Video

Video Millions Labor in Pakistan's Informal Economy

The World Bank says that in Pakistan, roughly 70 percent work in the so-called informal sector, a part of the economy that is unregulated and untaxed. VOA's Sharon Behn reports from Islamabad on how the informal sector impact's the Pakistani economy.
Video

Video Passover Celebrates Liberation from Bondage

Jewish people around the world are celebrating Passover, a commemoration of their liberation from slavery in Egypt more than 3,300 years ago. According to scripture, God helped the Jews, led by Moses, escape bondage in Egypt and cross the Red Sea into the desert. Zlatica Hoke reports that the story of the Jewish Exodus resonates with other people trying to escape slave-like conditions.
Video

Video Police Pursue Hate Crime Charges Against Kansas Shooting Suspect

Prosecutors are sifting through the evidence in the wake of Sunday’s shootings in a suburb of Kansas City, Missouri that left three people dead. A suspect in the shootings taken into custody is a white supremacist. As VOA’s Kane Farabaugh reports, he was well-known to law enforcement agencies and human rights groups alike.
Video

Video In Eastern Ukraine, Pro-unity Activists Emerge from Shadows

Amid the pro-Russian uprisings in eastern Ukraine, there is a large body of activists who support Ukrainian unity and reject Russian intervention. Their activities have remained largely underground, but they are preparing to take on their pro-Moscow opponents, as Henry Ridgwell reports from the eastern city of Donetsk.
Video

Video Basket Maker’s Skills Have World Reach

A prestigious craft show in the U.S. capital offers one-of-a-kind creations by more than 120 artists working in a variety of media. As VOA’s Julie Taboh reports from Washington, one artist lucky enough to be selected says sharing her skills with women overseas is just as significant.
Video

Video UN Report Urges Speedier Action to Avoid Climate Disaster

A new United Nations report says the world must switch from fossil fuels to cleaner energy sources to control the effects of climate change. The Intergovernmental Panel on Climate Change released the report (Sunday) following a meeting of scientists and government representatives in Berlin.

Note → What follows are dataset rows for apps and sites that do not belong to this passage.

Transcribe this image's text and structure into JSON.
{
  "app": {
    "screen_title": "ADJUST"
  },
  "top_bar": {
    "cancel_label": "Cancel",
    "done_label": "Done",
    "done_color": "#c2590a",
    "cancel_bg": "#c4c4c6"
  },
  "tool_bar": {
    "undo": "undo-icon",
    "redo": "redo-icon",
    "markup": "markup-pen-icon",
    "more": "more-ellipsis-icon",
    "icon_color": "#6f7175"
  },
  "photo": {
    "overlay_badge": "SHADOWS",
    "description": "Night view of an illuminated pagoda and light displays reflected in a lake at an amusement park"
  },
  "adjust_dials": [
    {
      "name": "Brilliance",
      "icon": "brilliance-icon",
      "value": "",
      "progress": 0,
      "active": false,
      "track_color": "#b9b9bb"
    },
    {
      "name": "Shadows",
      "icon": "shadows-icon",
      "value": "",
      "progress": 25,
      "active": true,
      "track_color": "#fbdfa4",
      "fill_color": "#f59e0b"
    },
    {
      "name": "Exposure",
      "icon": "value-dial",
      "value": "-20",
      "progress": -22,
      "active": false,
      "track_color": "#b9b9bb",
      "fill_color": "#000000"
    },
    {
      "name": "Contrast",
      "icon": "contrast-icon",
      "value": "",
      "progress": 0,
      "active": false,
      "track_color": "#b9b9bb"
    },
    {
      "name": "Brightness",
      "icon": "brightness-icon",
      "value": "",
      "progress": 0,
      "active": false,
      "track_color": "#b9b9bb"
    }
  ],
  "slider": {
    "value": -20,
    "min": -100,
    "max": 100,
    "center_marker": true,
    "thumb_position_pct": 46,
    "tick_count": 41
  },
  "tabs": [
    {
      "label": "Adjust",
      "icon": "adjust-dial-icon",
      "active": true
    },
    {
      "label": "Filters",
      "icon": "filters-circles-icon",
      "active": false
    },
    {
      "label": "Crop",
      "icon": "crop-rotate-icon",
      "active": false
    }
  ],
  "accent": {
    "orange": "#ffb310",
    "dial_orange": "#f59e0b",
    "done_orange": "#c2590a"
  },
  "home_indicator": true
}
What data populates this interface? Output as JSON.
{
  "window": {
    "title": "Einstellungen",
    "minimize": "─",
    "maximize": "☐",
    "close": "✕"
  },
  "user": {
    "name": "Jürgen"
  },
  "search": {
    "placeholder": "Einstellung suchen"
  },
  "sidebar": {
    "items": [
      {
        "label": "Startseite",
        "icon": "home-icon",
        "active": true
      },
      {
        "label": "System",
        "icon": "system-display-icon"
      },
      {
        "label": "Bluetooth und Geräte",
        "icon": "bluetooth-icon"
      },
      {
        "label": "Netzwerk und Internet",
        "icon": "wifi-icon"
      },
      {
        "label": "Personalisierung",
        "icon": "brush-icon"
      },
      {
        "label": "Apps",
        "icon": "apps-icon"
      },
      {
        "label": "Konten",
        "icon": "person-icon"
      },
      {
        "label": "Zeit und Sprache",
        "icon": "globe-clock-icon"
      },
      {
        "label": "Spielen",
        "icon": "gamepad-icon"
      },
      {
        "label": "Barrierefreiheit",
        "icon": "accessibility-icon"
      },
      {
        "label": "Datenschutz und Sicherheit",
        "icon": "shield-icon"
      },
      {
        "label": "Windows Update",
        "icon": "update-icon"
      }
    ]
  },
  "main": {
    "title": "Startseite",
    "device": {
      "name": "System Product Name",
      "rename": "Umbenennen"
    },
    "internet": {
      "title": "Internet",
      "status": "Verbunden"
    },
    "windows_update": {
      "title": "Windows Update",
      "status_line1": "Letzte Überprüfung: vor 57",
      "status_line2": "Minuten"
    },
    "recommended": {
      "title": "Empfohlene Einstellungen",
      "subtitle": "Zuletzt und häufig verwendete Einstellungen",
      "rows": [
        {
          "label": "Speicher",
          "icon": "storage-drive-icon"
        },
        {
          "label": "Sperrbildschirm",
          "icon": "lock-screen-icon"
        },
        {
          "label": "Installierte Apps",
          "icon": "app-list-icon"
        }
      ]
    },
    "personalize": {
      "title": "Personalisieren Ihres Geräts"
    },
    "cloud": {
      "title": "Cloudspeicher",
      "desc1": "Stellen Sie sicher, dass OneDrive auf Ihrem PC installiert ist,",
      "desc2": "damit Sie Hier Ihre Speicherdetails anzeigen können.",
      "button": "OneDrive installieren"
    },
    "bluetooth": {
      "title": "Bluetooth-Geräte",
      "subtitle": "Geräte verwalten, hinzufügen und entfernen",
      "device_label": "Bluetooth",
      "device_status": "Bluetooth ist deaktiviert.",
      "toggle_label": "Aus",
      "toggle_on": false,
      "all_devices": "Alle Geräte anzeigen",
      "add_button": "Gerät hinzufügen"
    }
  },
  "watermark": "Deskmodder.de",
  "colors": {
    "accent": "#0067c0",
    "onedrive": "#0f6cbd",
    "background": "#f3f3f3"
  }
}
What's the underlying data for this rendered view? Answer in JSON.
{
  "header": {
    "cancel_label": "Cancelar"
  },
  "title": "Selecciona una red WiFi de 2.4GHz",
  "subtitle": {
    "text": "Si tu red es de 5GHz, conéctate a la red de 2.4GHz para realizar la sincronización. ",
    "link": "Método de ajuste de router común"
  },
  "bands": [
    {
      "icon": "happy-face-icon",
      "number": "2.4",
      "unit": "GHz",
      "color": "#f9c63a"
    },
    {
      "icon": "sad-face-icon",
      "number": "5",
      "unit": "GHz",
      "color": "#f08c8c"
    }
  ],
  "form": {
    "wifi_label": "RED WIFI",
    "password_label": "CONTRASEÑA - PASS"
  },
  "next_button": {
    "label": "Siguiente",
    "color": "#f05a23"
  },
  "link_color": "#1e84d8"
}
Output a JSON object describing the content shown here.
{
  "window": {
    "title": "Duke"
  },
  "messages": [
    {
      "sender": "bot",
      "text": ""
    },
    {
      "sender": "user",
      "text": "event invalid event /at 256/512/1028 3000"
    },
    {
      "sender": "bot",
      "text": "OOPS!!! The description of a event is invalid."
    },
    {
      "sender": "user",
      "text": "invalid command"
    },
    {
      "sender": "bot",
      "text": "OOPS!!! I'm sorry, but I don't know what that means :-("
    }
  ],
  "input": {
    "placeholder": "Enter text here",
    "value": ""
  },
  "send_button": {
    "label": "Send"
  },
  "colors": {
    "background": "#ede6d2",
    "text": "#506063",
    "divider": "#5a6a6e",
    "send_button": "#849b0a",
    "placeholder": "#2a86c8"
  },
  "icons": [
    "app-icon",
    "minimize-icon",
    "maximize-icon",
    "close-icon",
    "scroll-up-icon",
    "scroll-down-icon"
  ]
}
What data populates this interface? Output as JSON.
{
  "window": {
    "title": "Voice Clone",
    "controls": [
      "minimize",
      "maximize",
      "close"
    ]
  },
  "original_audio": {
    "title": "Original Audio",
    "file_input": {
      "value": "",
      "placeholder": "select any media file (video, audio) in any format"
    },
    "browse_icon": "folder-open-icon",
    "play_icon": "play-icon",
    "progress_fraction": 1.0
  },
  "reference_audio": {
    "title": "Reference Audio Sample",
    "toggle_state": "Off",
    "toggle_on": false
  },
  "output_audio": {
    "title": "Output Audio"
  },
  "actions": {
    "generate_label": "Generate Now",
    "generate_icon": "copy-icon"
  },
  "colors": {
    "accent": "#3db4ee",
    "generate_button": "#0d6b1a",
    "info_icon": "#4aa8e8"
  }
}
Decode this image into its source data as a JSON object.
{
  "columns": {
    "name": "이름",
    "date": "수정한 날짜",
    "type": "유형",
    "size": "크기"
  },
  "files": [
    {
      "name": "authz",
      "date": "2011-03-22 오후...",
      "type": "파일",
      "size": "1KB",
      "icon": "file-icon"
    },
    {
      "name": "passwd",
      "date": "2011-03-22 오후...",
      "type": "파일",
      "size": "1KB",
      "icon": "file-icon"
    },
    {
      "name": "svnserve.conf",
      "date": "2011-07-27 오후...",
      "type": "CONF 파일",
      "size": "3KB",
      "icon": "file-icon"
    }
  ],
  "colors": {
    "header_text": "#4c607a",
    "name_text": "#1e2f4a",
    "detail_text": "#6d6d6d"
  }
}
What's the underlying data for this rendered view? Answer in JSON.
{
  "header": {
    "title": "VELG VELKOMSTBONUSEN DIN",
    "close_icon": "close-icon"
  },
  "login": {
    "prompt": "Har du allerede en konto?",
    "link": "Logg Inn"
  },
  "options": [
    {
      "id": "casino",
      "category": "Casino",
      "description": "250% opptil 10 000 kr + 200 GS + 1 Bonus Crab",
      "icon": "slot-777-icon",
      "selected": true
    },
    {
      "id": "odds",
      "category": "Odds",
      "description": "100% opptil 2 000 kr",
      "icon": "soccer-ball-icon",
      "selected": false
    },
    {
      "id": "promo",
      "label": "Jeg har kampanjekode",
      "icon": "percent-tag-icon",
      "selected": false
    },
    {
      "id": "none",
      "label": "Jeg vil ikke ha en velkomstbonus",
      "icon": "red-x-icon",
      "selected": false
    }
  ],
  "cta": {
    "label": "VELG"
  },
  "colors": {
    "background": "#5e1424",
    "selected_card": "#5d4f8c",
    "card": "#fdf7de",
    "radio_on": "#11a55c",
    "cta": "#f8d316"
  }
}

The comprehensive review follows two recent IPCC reports that detail the certainty of climate change, its impacts and in this most recent report what to do about it. VOA’s Rosanne Skirble has the details.
AppleAndroid